Write out all records as given; omit images.

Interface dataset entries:
###
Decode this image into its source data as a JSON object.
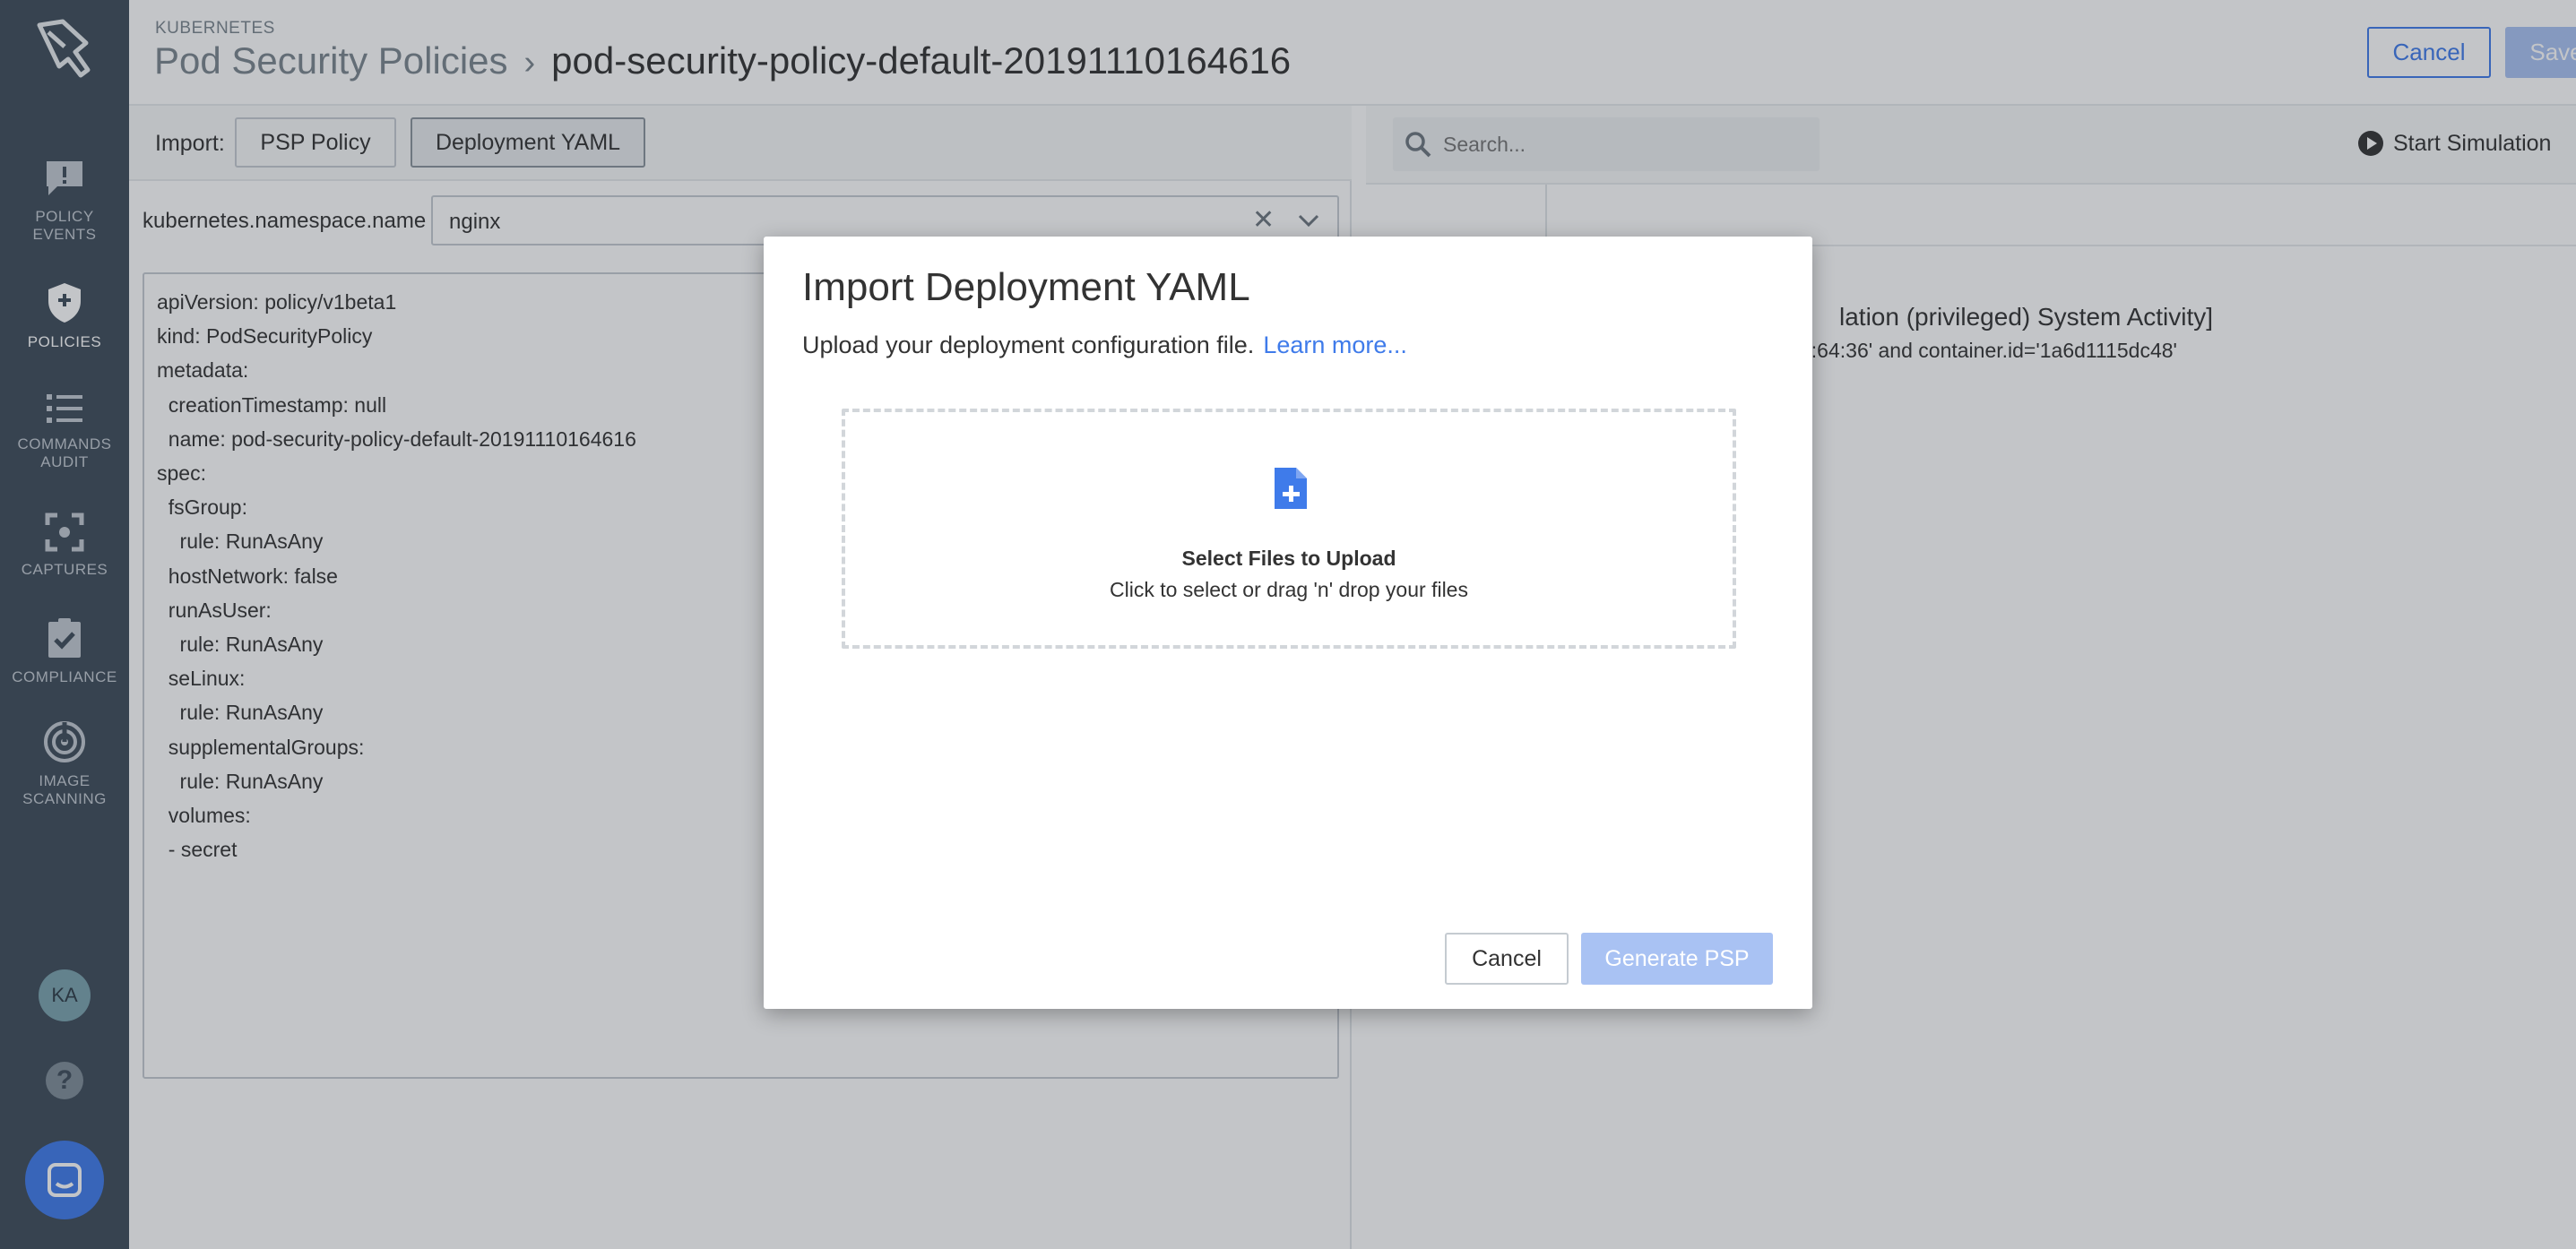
{
  "sidebar": {
    "items": [
      {
        "icon": "policy-events-icon",
        "label_1": "POLICY",
        "label_2": "EVENTS"
      },
      {
        "icon": "policies-icon",
        "label_1": "POLICIES",
        "label_2": ""
      },
      {
        "icon": "commands-audit-icon",
        "label_1": "COMMANDS",
        "label_2": "AUDIT"
      },
      {
        "icon": "captures-icon",
        "label_1": "CAPTURES",
        "label_2": ""
      },
      {
        "icon": "compliance-icon",
        "label_1": "COMPLIANCE",
        "label_2": ""
      },
      {
        "icon": "image-scanning-icon",
        "label_1": "IMAGE",
        "label_2": "SCANNING"
      }
    ],
    "active": "POLICIES",
    "avatar": "KA",
    "help": "?"
  },
  "header": {
    "section": "KUBERNETES",
    "breadcrumb_root": "Pod Security Policies",
    "breadcrumb_sep": "›",
    "breadcrumb_current": "pod-security-policy-default-20191110164616",
    "cancel": "Cancel",
    "save": "Save"
  },
  "import_bar": {
    "label": "Import:",
    "psp_button": "PSP Policy",
    "yaml_button": "Deployment YAML"
  },
  "namespace": {
    "label": "kubernetes.namespace.name",
    "value": "nginx",
    "clear": "✕"
  },
  "yaml": [
    "apiVersion: policy/v1beta1",
    "kind: PodSecurityPolicy",
    "metadata:",
    "  creationTimestamp: null",
    "  name: pod-security-policy-default-20191110164616",
    "spec:",
    "  fsGroup:",
    "    rule: RunAsAny",
    "  hostNetwork: false",
    "  runAsUser:",
    "    rule: RunAsAny",
    "  seLinux:",
    "    rule: RunAsAny",
    "  supplementalGroups:",
    "    rule: RunAsAny",
    "  volumes:",
    "  - secret"
  ],
  "right_panel": {
    "search_placeholder": "Search...",
    "simulation": "Start Simulation",
    "event_title": "lation (privileged) System Activity]",
    "event_detail": "1:64:36' and container.id='1a6d1115dc48'"
  },
  "modal": {
    "title": "Import Deployment YAML",
    "subtitle": "Upload your deployment configuration file.",
    "learn_more": "Learn more...",
    "drop_title": "Select Files to Upload",
    "drop_sub": "Click to select or drag 'n' drop your files",
    "cancel": "Cancel",
    "generate": "Generate PSP"
  },
  "colors": {
    "sidebar": "#3d4b59",
    "accent": "#3f7bea",
    "disabled_primary": "#a9c2f3"
  }
}
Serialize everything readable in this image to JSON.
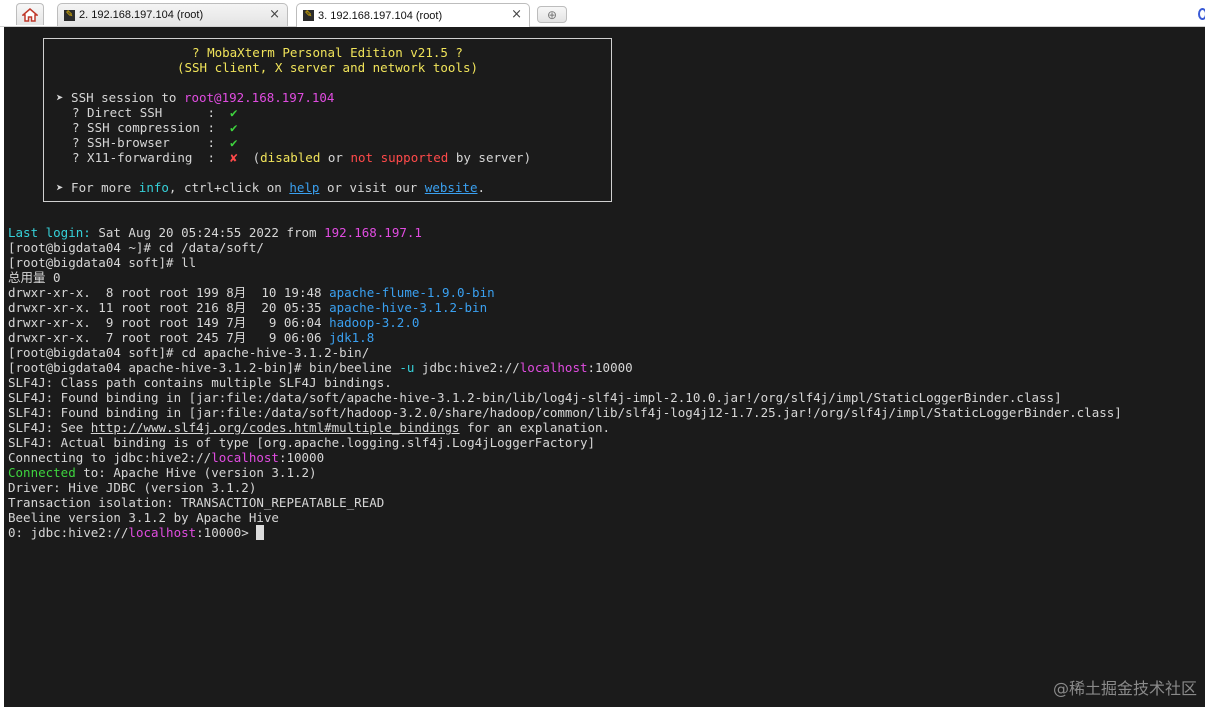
{
  "tabs": [
    {
      "label": "2. 192.168.197.104 (root)",
      "active": false
    },
    {
      "label": "3. 192.168.197.104 (root)",
      "active": true
    }
  ],
  "close_glyph": "×",
  "new_tab_glyph": "⊕",
  "banner": {
    "title": "? MobaXterm Personal Edition v21.5 ?",
    "subtitle": "(SSH client, X server and network tools)",
    "ssh_prefix": "➤ SSH session to ",
    "ssh_target": "root@192.168.197.104",
    "direct_ssh_label": "? Direct SSH      :  ",
    "compression_label": "? SSH compression :  ",
    "browser_label": "? SSH-browser     :  ",
    "x11_label": "? X11-forwarding  :  ",
    "check": "✔",
    "cross": "✘",
    "x11_open": "  (",
    "x11_disabled": "disabled",
    "x11_or": " or ",
    "x11_not_supported": "not supported",
    "x11_by": " by server)",
    "info_prefix": "➤ For more ",
    "info_word": "info",
    "info_mid": ", ctrl+click on ",
    "help_word": "help",
    "info_mid2": " or visit our ",
    "website_word": "website",
    "info_end": "."
  },
  "terminal": {
    "last_login_label": "Last login:",
    "last_login_text": " Sat Aug 20 05:24:55 2022 from ",
    "last_login_ip": "192.168.197.1",
    "cmd1": "[root@bigdata04 ~]# cd /data/soft/",
    "cmd2": "[root@bigdata04 soft]# ll",
    "total": "总用量 0",
    "ls_rows": [
      {
        "meta": "drwxr-xr-x.  8 root root 199 8月  10 19:48 ",
        "name": "apache-flume-1.9.0-bin"
      },
      {
        "meta": "drwxr-xr-x. 11 root root 216 8月  20 05:35 ",
        "name": "apache-hive-3.1.2-bin"
      },
      {
        "meta": "drwxr-xr-x.  9 root root 149 7月   9 06:04 ",
        "name": "hadoop-3.2.0"
      },
      {
        "meta": "drwxr-xr-x.  7 root root 245 7月   9 06:06 ",
        "name": "jdk1.8"
      }
    ],
    "cmd3": "[root@bigdata04 soft]# cd apache-hive-3.1.2-bin/",
    "cmd4_prefix": "[root@bigdata04 apache-hive-3.1.2-bin]# bin/beeline ",
    "cmd4_flag": "-u",
    "cmd4_mid": " jdbc:hive2://",
    "localhost": "localhost",
    "cmd4_port": ":10000",
    "slf1": "SLF4J: Class path contains multiple SLF4J bindings.",
    "slf2": "SLF4J: Found binding in [jar:file:/data/soft/apache-hive-3.1.2-bin/lib/log4j-slf4j-impl-2.10.0.jar!/org/slf4j/impl/StaticLoggerBinder.class]",
    "slf3": "SLF4J: Found binding in [jar:file:/data/soft/hadoop-3.2.0/share/hadoop/common/lib/slf4j-log4j12-1.7.25.jar!/org/slf4j/impl/StaticLoggerBinder.class]",
    "slf4_prefix": "SLF4J: See ",
    "slf4_link": "http://www.slf4j.org/codes.html#multiple_bindings",
    "slf4_suffix": " for an explanation.",
    "slf5": "SLF4J: Actual binding is of type [org.apache.logging.slf4j.Log4jLoggerFactory]",
    "connecting_prefix": "Connecting to jdbc:hive2://",
    "connecting_port": ":10000",
    "connected_word": "Connected",
    "connected_rest": " to: Apache Hive (version 3.1.2)",
    "driver": "Driver: Hive JDBC (version 3.1.2)",
    "isolation": "Transaction isolation: TRANSACTION_REPEATABLE_READ",
    "beeline_version": "Beeline version 3.1.2 by Apache Hive",
    "prompt_prefix": "0: jdbc:hive2://",
    "prompt_suffix": ":10000> "
  },
  "watermark": "@稀土掘金技术社区",
  "colors": {
    "terminal_bg": "#1b1b1b",
    "cyan": "#36d0d8",
    "magenta": "#e04ce0",
    "green": "#3ed33e",
    "red": "#ff4a4a",
    "blue": "#3aa0f0",
    "yellow": "#f0e35a"
  }
}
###
Response to the exercise.
Decode this image into its source data as a JSON object.
{
  "sidebar": {
    "items": [
      {
        "icon": "policy-events-icon",
        "label_1": "POLICY",
        "label_2": "EVENTS"
      },
      {
        "icon": "policies-icon",
        "label_1": "POLICIES",
        "label_2": ""
      },
      {
        "icon": "commands-audit-icon",
        "label_1": "COMMANDS",
        "label_2": "AUDIT"
      },
      {
        "icon": "captures-icon",
        "label_1": "CAPTURES",
        "label_2": ""
      },
      {
        "icon": "compliance-icon",
        "label_1": "COMPLIANCE",
        "label_2": ""
      },
      {
        "icon": "image-scanning-icon",
        "label_1": "IMAGE",
        "label_2": "SCANNING"
      }
    ],
    "active": "POLICIES",
    "avatar": "KA",
    "help": "?"
  },
  "header": {
    "section": "KUBERNETES",
    "breadcrumb_root": "Pod Security Policies",
    "breadcrumb_sep": "›",
    "breadcrumb_current": "pod-security-policy-default-20191110164616",
    "cancel": "Cancel",
    "save": "Save"
  },
  "import_bar": {
    "label": "Import:",
    "psp_button": "PSP Policy",
    "yaml_button": "Deployment YAML"
  },
  "namespace": {
    "label": "kubernetes.namespace.name",
    "value": "nginx",
    "clear": "✕"
  },
  "yaml": [
    "apiVersion: policy/v1beta1",
    "kind: PodSecurityPolicy",
    "metadata:",
    "  creationTimestamp: null",
    "  name: pod-security-policy-default-20191110164616",
    "spec:",
    "  fsGroup:",
    "    rule: RunAsAny",
    "  hostNetwork: false",
    "  runAsUser:",
    "    rule: RunAsAny",
    "  seLinux:",
    "    rule: RunAsAny",
    "  supplementalGroups:",
    "    rule: RunAsAny",
    "  volumes:",
    "  - secret"
  ],
  "right_panel": {
    "search_placeholder": "Search...",
    "simulation": "Start Simulation",
    "event_title": "lation (privileged) System Activity]",
    "event_detail": "1:64:36' and container.id='1a6d1115dc48'"
  },
  "modal": {
    "title": "Import Deployment YAML",
    "subtitle": "Upload your deployment configuration file.",
    "learn_more": "Learn more...",
    "drop_title": "Select Files to Upload",
    "drop_sub": "Click to select or drag 'n' drop your files",
    "cancel": "Cancel",
    "generate": "Generate PSP"
  },
  "colors": {
    "sidebar": "#3d4b59",
    "accent": "#3f7bea",
    "disabled_primary": "#a9c2f3"
  }
}
Serialize everything readable in this image to JSON.
{
  "tabs": [
    {
      "label": "2. 192.168.197.104 (root)",
      "active": false
    },
    {
      "label": "3. 192.168.197.104 (root)",
      "active": true
    }
  ],
  "close_glyph": "×",
  "new_tab_glyph": "⊕",
  "banner": {
    "title": "? MobaXterm Personal Edition v21.5 ?",
    "subtitle": "(SSH client, X server and network tools)",
    "ssh_prefix": "➤ SSH session to ",
    "ssh_target": "root@192.168.197.104",
    "direct_ssh_label": "? Direct SSH      :  ",
    "compression_label": "? SSH compression :  ",
    "browser_label": "? SSH-browser     :  ",
    "x11_label": "? X11-forwarding  :  ",
    "check": "✔",
    "cross": "✘",
    "x11_open": "  (",
    "x11_disabled": "disabled",
    "x11_or": " or ",
    "x11_not_supported": "not supported",
    "x11_by": " by server)",
    "info_prefix": "➤ For more ",
    "info_word": "info",
    "info_mid": ", ctrl+click on ",
    "help_word": "help",
    "info_mid2": " or visit our ",
    "website_word": "website",
    "info_end": "."
  },
  "terminal": {
    "last_login_label": "Last login:",
    "last_login_text": " Sat Aug 20 05:24:55 2022 from ",
    "last_login_ip": "192.168.197.1",
    "cmd1": "[root@bigdata04 ~]# cd /data/soft/",
    "cmd2": "[root@bigdata04 soft]# ll",
    "total": "总用量 0",
    "ls_rows": [
      {
        "meta": "drwxr-xr-x.  8 root root 199 8月  10 19:48 ",
        "name": "apache-flume-1.9.0-bin"
      },
      {
        "meta": "drwxr-xr-x. 11 root root 216 8月  20 05:35 ",
        "name": "apache-hive-3.1.2-bin"
      },
      {
        "meta": "drwxr-xr-x.  9 root root 149 7月   9 06:04 ",
        "name": "hadoop-3.2.0"
      },
      {
        "meta": "drwxr-xr-x.  7 root root 245 7月   9 06:06 ",
        "name": "jdk1.8"
      }
    ],
    "cmd3": "[root@bigdata04 soft]# cd apache-hive-3.1.2-bin/",
    "cmd4_prefix": "[root@bigdata04 apache-hive-3.1.2-bin]# bin/beeline ",
    "cmd4_flag": "-u",
    "cmd4_mid": " jdbc:hive2://",
    "localhost": "localhost",
    "cmd4_port": ":10000",
    "slf1": "SLF4J: Class path contains multiple SLF4J bindings.",
    "slf2": "SLF4J: Found binding in [jar:file:/data/soft/apache-hive-3.1.2-bin/lib/log4j-slf4j-impl-2.10.0.jar!/org/slf4j/impl/StaticLoggerBinder.class]",
    "slf3": "SLF4J: Found binding in [jar:file:/data/soft/hadoop-3.2.0/share/hadoop/common/lib/slf4j-log4j12-1.7.25.jar!/org/slf4j/impl/StaticLoggerBinder.class]",
    "slf4_prefix": "SLF4J: See ",
    "slf4_link": "http://www.slf4j.org/codes.html#multiple_bindings",
    "slf4_suffix": " for an explanation.",
    "slf5": "SLF4J: Actual binding is of type [org.apache.logging.slf4j.Log4jLoggerFactory]",
    "connecting_prefix": "Connecting to jdbc:hive2://",
    "connecting_port": ":10000",
    "connected_word": "Connected",
    "connected_rest": " to: Apache Hive (version 3.1.2)",
    "driver": "Driver: Hive JDBC (version 3.1.2)",
    "isolation": "Transaction isolation: TRANSACTION_REPEATABLE_READ",
    "beeline_version": "Beeline version 3.1.2 by Apache Hive",
    "prompt_prefix": "0: jdbc:hive2://",
    "prompt_suffix": ":10000> "
  },
  "watermark": "@稀土掘金技术社区",
  "colors": {
    "terminal_bg": "#1b1b1b",
    "cyan": "#36d0d8",
    "magenta": "#e04ce0",
    "green": "#3ed33e",
    "red": "#ff4a4a",
    "blue": "#3aa0f0",
    "yellow": "#f0e35a"
  }
}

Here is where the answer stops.